There Are 1,900 Islands in Ha Long Bay
Nature built 1,900 islands around the bay. The islands vary in shape, size and diversity. Some are dangerous and off-limits, but there are other islands you can actually visit and hike in.
Most of the islands can only be reached by boat or kayak, both of which are two of the most popular activities in the area.
6. Iguazu Falls
Straddling the border between Argentina and Brazil, Iguazu Falls comprise the largest waterfall system on Earth. That alone earns it a top spot as a natural wonder.
But besides their sheer size and the power of the water, as it thunders down while defying gravity, the falls are also surrounded by dense and wildlife-rich rainforest. Iguazu National Park is made up of two parks, one in Argentina and one in Brazil. Species like jaguars, anteaters, monkeys and caimans inhabit the area.
Get (virtually) up close and personal with the falls by learning more about them.
There Are 275 Distinct Waterfalls in Iguazu
The waterfall system that makes up Iguazu Falls has 275 individual waterfalls. Shaped like a horseshoe, it's easy to see several of these falls at the same time.
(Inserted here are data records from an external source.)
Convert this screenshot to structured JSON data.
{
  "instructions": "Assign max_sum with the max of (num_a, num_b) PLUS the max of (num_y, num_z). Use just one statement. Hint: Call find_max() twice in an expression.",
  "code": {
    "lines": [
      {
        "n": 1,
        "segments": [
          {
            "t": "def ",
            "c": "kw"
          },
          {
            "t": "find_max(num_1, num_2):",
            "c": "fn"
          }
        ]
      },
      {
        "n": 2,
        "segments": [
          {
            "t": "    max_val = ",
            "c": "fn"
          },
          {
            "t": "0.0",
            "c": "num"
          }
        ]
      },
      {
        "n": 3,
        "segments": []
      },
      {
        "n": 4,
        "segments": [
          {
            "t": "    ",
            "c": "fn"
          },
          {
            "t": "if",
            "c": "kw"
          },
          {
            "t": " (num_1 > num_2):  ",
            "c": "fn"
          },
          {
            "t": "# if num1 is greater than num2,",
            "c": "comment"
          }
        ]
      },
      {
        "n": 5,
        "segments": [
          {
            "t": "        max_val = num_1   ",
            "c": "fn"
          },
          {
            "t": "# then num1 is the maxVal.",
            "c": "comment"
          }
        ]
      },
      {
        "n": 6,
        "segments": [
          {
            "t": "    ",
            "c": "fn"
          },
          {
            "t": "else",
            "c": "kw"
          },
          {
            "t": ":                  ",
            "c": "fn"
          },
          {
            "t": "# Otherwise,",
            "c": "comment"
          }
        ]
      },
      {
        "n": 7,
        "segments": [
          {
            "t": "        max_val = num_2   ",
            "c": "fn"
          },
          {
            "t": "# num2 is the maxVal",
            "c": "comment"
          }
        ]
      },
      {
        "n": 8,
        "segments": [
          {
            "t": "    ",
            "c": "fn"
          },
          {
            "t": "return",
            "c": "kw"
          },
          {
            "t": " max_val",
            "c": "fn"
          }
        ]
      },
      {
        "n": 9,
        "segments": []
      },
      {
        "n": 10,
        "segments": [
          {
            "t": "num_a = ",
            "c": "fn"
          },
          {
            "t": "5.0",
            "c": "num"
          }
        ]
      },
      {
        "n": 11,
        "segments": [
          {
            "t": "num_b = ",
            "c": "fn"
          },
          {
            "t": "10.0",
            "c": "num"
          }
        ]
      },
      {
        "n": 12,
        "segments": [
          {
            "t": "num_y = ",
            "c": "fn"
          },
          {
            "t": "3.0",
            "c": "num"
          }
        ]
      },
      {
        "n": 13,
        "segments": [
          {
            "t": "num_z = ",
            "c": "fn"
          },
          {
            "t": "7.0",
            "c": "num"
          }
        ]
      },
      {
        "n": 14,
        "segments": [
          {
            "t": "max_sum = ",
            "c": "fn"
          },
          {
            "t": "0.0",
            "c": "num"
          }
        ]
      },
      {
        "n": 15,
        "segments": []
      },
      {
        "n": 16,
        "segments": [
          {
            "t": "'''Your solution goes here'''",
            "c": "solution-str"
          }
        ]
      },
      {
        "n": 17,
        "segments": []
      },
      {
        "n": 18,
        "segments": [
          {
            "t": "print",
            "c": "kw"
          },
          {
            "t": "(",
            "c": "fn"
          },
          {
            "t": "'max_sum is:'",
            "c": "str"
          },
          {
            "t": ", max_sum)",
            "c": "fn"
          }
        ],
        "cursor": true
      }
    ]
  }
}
About 80 percent of the waterfalls are on the Argentinean side, which is why many people claim that's the better side. Brazilians, of course, dispute this.
The Falls Have Had an Industrious Career in the Silver Screen
Iguazu Falls have served as the backdrop for many films over the years.
Its cinematic cameos include "Miami Vice," "Indiana Jones and the Kingdom of the Crystal Skull," "Moonraker" (a James Bond film) and "Black Panther."
7. Puerto Princesa Underground River
Perhaps the least known of the Seven New Wonders of Nature, Puerto Princesa Underground River is located in Palawan, Philippines.
Also known as the Puerto Princesa Subterranean River National Park, the natural landmark is a UNESCO World Heritage Site, too. Its famous underground river emerges right onto the sea and is hidden by a system of limestone karst formations and caves.
The cave where you can see the underground river also boasts waterfalls whose existence was ignored until 2010. Beautiful doesn't even begin to describe this almost unbelievable landscape.
Though it's not as well known as other places on this list, we can dig up information about this awe-inspiring landmark.
The River Is the Second Longest Underground River in the World
The Puerto Princesa Underground River is 5.1 miles. Most tourists visit around 2.6 of these miles, with the remaining ones being open to exploration with a special permit only.
Until 2008, this was thought to be the longest underground river on the planet. That year, a new discovery led to Mexico's Sistema Sac Actun taking the top spot.
Still, second place is quite impressive.
It Is Asia's Largest Limestone Forest
According to UNESCO, the Puerto Princesa Subterranean River National Park is "the largest and most valuable limestone forest in Asia."
This honor is due to the park's impressive tree diversity and a high concentration of endemic species. There are 295 tree species alone as well as 800 plant species and 195 types of birds.